- GOAL OF THE EXERCISE
Skip every image and restate the data word for word.

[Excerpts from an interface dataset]
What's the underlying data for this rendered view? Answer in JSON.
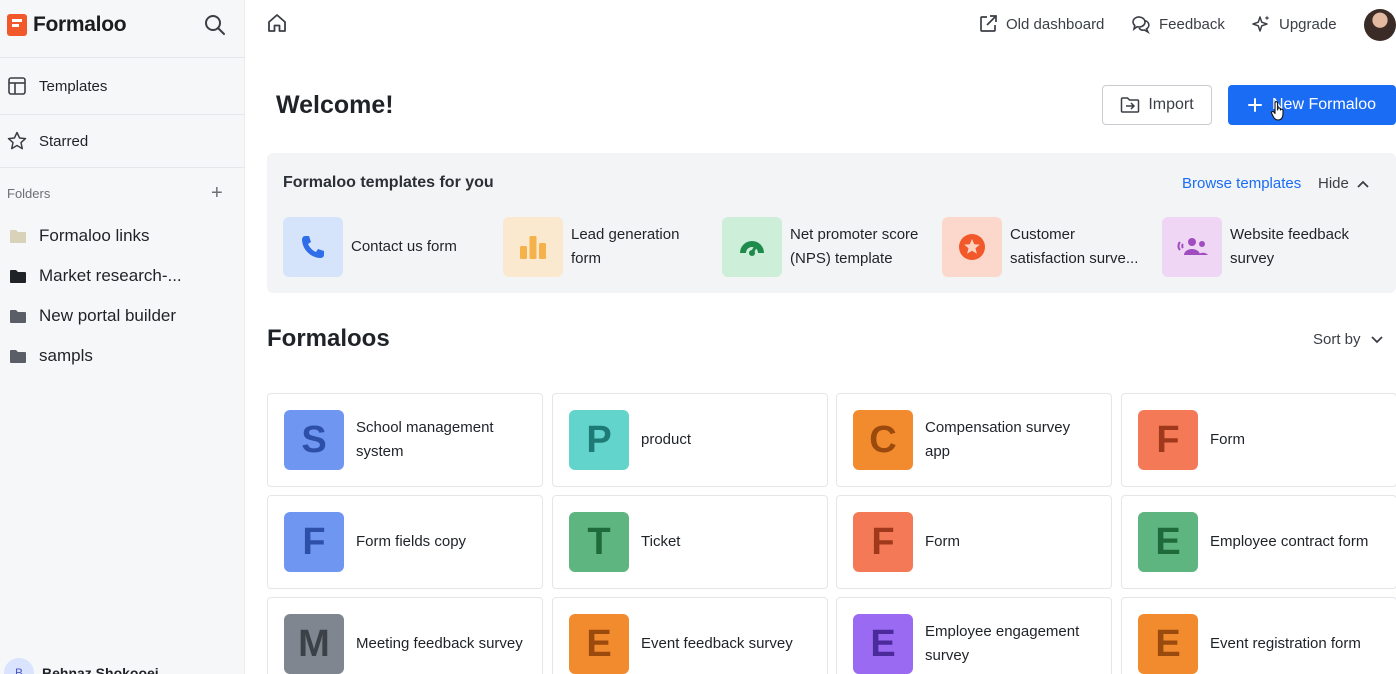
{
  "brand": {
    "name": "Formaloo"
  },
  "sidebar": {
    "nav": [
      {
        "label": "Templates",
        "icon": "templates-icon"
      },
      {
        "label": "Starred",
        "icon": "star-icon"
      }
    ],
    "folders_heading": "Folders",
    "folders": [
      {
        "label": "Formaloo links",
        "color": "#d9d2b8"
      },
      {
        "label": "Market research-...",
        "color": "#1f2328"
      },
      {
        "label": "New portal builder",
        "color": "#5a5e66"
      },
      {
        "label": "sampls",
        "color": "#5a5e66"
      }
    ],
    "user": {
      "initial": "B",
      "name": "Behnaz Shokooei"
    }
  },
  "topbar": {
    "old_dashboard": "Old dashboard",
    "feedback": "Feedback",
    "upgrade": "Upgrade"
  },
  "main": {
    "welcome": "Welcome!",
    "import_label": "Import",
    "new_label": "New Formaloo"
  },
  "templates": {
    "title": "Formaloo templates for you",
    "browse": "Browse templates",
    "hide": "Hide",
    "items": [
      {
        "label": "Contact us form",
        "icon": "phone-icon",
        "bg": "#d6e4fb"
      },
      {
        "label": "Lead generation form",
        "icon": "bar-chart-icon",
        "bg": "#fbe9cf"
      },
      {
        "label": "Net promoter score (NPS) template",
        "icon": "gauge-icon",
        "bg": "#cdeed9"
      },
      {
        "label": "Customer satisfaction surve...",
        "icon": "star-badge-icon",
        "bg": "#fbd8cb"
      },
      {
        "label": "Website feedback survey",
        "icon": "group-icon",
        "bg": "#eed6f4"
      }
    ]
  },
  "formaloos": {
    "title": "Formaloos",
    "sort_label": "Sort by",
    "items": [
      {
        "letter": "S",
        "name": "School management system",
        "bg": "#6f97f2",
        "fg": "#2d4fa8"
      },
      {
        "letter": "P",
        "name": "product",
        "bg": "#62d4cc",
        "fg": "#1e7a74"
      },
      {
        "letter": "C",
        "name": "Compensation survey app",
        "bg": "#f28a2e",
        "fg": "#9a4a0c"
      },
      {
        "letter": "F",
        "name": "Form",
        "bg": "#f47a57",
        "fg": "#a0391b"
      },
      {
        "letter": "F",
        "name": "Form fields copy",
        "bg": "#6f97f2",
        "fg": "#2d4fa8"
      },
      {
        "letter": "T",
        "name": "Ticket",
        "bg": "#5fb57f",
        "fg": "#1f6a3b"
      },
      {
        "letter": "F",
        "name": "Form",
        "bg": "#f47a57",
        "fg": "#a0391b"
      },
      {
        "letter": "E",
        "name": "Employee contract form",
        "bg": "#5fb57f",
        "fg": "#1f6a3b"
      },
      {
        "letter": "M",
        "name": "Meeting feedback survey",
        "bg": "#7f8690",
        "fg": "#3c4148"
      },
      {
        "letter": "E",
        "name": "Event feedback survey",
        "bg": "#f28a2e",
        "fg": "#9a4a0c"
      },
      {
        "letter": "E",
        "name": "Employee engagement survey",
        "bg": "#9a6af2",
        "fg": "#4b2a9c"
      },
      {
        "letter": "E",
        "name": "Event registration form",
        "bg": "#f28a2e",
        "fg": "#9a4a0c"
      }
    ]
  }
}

- OUTPUT OF THE EXERCISE
What's the underlying data for this rendered view? Answer in JSON.
{
  "brand": {
    "name": "Formaloo"
  },
  "sidebar": {
    "nav": [
      {
        "label": "Templates",
        "icon": "templates-icon"
      },
      {
        "label": "Starred",
        "icon": "star-icon"
      }
    ],
    "folders_heading": "Folders",
    "folders": [
      {
        "label": "Formaloo links",
        "color": "#d9d2b8"
      },
      {
        "label": "Market research-...",
        "color": "#1f2328"
      },
      {
        "label": "New portal builder",
        "color": "#5a5e66"
      },
      {
        "label": "sampls",
        "color": "#5a5e66"
      }
    ],
    "user": {
      "initial": "B",
      "name": "Behnaz Shokooei"
    }
  },
  "topbar": {
    "old_dashboard": "Old dashboard",
    "feedback": "Feedback",
    "upgrade": "Upgrade"
  },
  "main": {
    "welcome": "Welcome!",
    "import_label": "Import",
    "new_label": "New Formaloo"
  },
  "templates": {
    "title": "Formaloo templates for you",
    "browse": "Browse templates",
    "hide": "Hide",
    "items": [
      {
        "label": "Contact us form",
        "icon": "phone-icon",
        "bg": "#d6e4fb"
      },
      {
        "label": "Lead generation form",
        "icon": "bar-chart-icon",
        "bg": "#fbe9cf"
      },
      {
        "label": "Net promoter score (NPS) template",
        "icon": "gauge-icon",
        "bg": "#cdeed9"
      },
      {
        "label": "Customer satisfaction surve...",
        "icon": "star-badge-icon",
        "bg": "#fbd8cb"
      },
      {
        "label": "Website feedback survey",
        "icon": "group-icon",
        "bg": "#eed6f4"
      }
    ]
  },
  "formaloos": {
    "title": "Formaloos",
    "sort_label": "Sort by",
    "items": [
      {
        "letter": "S",
        "name": "School management system",
        "bg": "#6f97f2",
        "fg": "#2d4fa8"
      },
      {
        "letter": "P",
        "name": "product",
        "bg": "#62d4cc",
        "fg": "#1e7a74"
      },
      {
        "letter": "C",
        "name": "Compensation survey app",
        "bg": "#f28a2e",
        "fg": "#9a4a0c"
      },
      {
        "letter": "F",
        "name": "Form",
        "bg": "#f47a57",
        "fg": "#a0391b"
      },
      {
        "letter": "F",
        "name": "Form fields copy",
        "bg": "#6f97f2",
        "fg": "#2d4fa8"
      },
      {
        "letter": "T",
        "name": "Ticket",
        "bg": "#5fb57f",
        "fg": "#1f6a3b"
      },
      {
        "letter": "F",
        "name": "Form",
        "bg": "#f47a57",
        "fg": "#a0391b"
      },
      {
        "letter": "E",
        "name": "Employee contract form",
        "bg": "#5fb57f",
        "fg": "#1f6a3b"
      },
      {
        "letter": "M",
        "name": "Meeting feedback survey",
        "bg": "#7f8690",
        "fg": "#3c4148"
      },
      {
        "letter": "E",
        "name": "Event feedback survey",
        "bg": "#f28a2e",
        "fg": "#9a4a0c"
      },
      {
        "letter": "E",
        "name": "Employee engagement survey",
        "bg": "#9a6af2",
        "fg": "#4b2a9c"
      },
      {
        "letter": "E",
        "name": "Event registration form",
        "bg": "#f28a2e",
        "fg": "#9a4a0c"
      }
    ]
  }
}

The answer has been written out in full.